For the past decade, an international team of researchers led by OHSU has been working to develop a compound that neutralizes the hyaluronidase in the brains of patients with MS and other neurodegenerative diseases, thereby reviving the ability of progenitor cells to mature into myelin-producing oligodendrocytes.

Inhibiting Oligodendrocyte Growth

The new study[4] describes a modified flavonoid – a class of chemicals found in fruits and vegetables – that does just that.

The compound, called S3, reverses the effect of HA in constraining the growth of oligodendrocytes and promotes functional remyelination in mice. Lead author Weiping Su, Ph.D., senior scientist in the Sherman lab, dedicated years of intensive research to make the discovery.

“It’s not only showing that the myelin is coming back, but it’s causing the axons to fire at a much higher speed,” Sherman said. “That’s exactly what you want functionally.”

The next phase of research involves testing, and potentially refining, the compound in macaque monkeys who carry a naturally occurring version of MS called Japanese macaque encephalomyelitis. The condition, which causes clinical symptoms similar to multiple sclerosis in people, is the only spontaneously occurring MS-like disease in nonhuman primates in the world.

Mouse Models

Keep in mind that this study was conducted in a mouse model of MS, not humans.

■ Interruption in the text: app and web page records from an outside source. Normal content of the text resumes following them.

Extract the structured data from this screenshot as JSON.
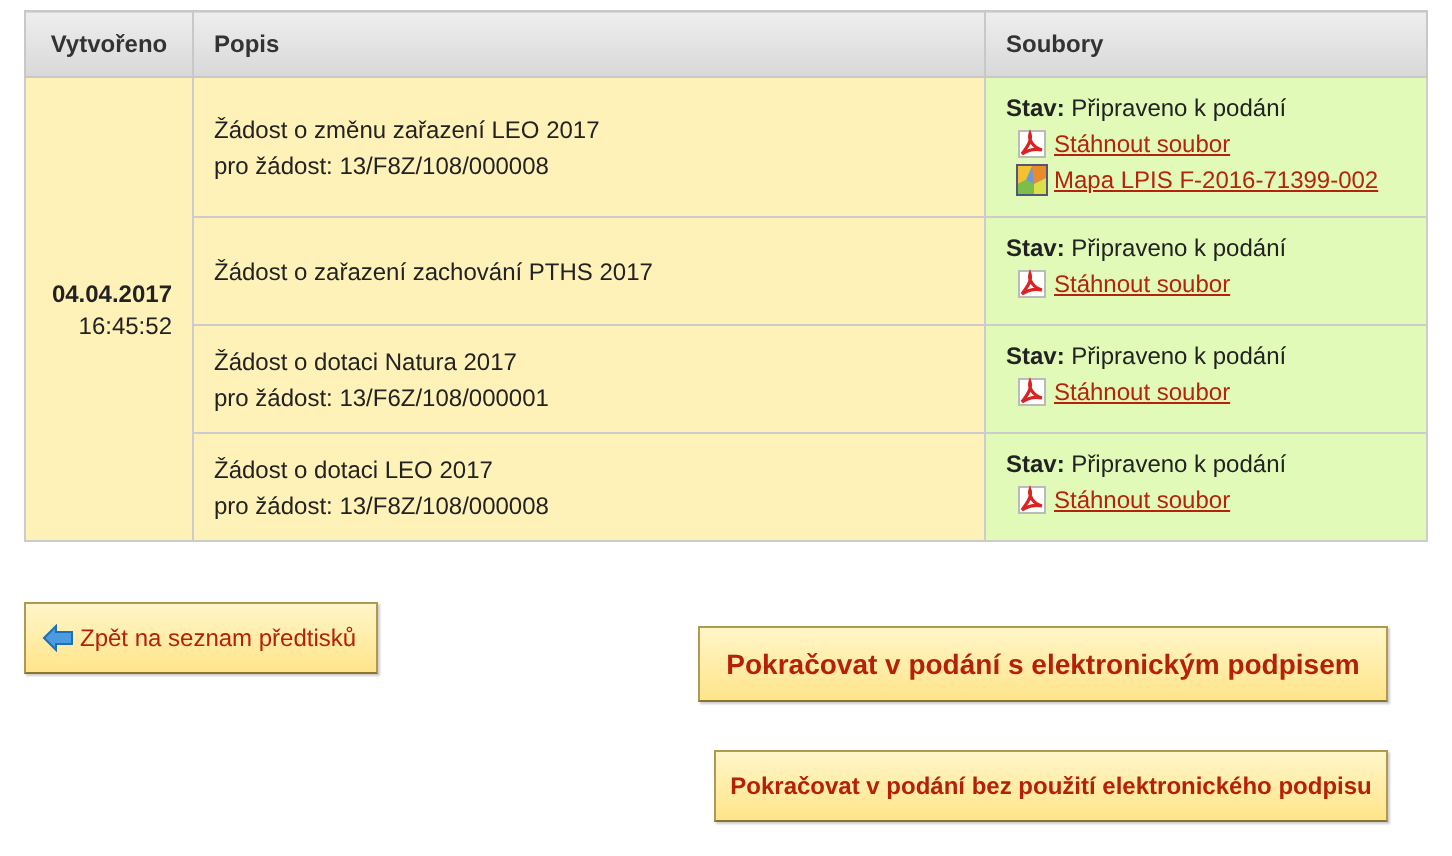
{
  "table": {
    "columns": [
      "Vytvořeno",
      "Popis",
      "Soubory"
    ],
    "created": {
      "date": "04.04.2017",
      "time": "16:45:52"
    },
    "rows": [
      {
        "title": "Žádost o změnu zařazení LEO 2017",
        "reference": "pro žádost: 13/F8Z/108/000008",
        "status": "**Stav:** Připraveno k podání",
        "files": [
          {
            "kind": "pdf",
            "label": "Stáhnout soubor"
          },
          {
            "kind": "map",
            "label": "Mapa LPIS F-2016-71399-002"
          }
        ]
      },
      {
        "title": "Žádost o zařazení zachování PTHS 2017",
        "status": "**Stav:** Připraveno k podání",
        "files": [
          {
            "kind": "pdf",
            "label": "Stáhnout soubor"
          }
        ]
      },
      {
        "title": "Žádost o dotaci Natura 2017",
        "reference": "pro žádost: 13/F6Z/108/000001",
        "status": "**Stav:** Připraveno k podání",
        "files": [
          {
            "kind": "pdf",
            "label": "Stáhnout soubor"
          }
        ]
      },
      {
        "title": "Žádost o dotaci LEO 2017",
        "reference": "pro žádost: 13/F8Z/108/000008",
        "status": "**Stav:** Připraveno k podání",
        "files": [
          {
            "kind": "pdf",
            "label": "Stáhnout soubor"
          }
        ]
      }
    ]
  },
  "back_button": "Zpět na seznam předtisků",
  "actions": [
    {
      "kind": "primary",
      "label": "Pokračovat v podání s elektronickým podpisem"
    },
    {
      "kind": "secondary",
      "label": "Pokračovat v podání bez použití elektronického podpisu"
    }
  ]
}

While the underlying biological mechanisms are similar enough that it will probably contribute clues for an eventual human treatment, it is a long-term goal, and this study does not necessarily signal hope for a new miracle drug.

The mouse model is commonly used because their neurons function very similar to human neurons, however the biggest challenge to studying brain disorders is the blood brain barrier.

The BBB is not the same in mice and humans, so drugs that are successful in mouse trials often cannot reach the brain in humans and are ineffective once they reach human clinical trials.

Another difference in mouse and human brains is highlighted in a recent transcriptomics study that found gene expression differences between mouse and human brain cells.

Having said that, this kind of incremental basic research is valuable and the fact that a cure may still not yet be on the horizon is, of course, no reason to stop progressing and learning about this disease.

[1] David Kremer, Patrick Küry and Ranjan Dutta. Promoting remyelination in multiple sclerosis: Current drugs and future prospects. Multiple Sclerosis Journal 2015, Vol. 21(5) 541–549 DOI: 10.1177/ 1352458514566419

[2] Back, Stephen & Tuohy, Therese & Chen, Hanqin & Wallingford, Nicholas & Craig, A & Struve, Jaime & Ling Luo, Ning & Banine, Fatima & Liu, Ying & Chang, Ansi & Trapp, Bruce & Bebo, Bruce & Rao, Mahendra & S Sherman, Larry. (2005). Hyaluronan accumulates in demyelinated lesions and inhibits oligodendrocyte progenitor maturation. Nature medicine. 11. 966-72. 10.1038/nm1279.

[3] Preston, M. , Gong, X. , Su, W. , Matsumoto, S. G., Banine, F. , Winkler, C. , Foster, S. , Xing, R. , Struve, J. , Dean, J. , Baggenstoss, B. , Weigel, P. H., Montine, T. J., Back, S. A. and Sherman, L. S. (2013), Digestion products of the PH20 hyaluronidase inhibit remyelination. Ann Neurol, 73: 266-280. doi:10.1002/ana.23788

[4] Su, W, Matsumoto, S, Banine, F, et al. A modified flavonoid accelerates oligodendrocyte maturation and functional remyelination. Glia. 2019; 1– 17. https://doi.org/10.1002/glia.23715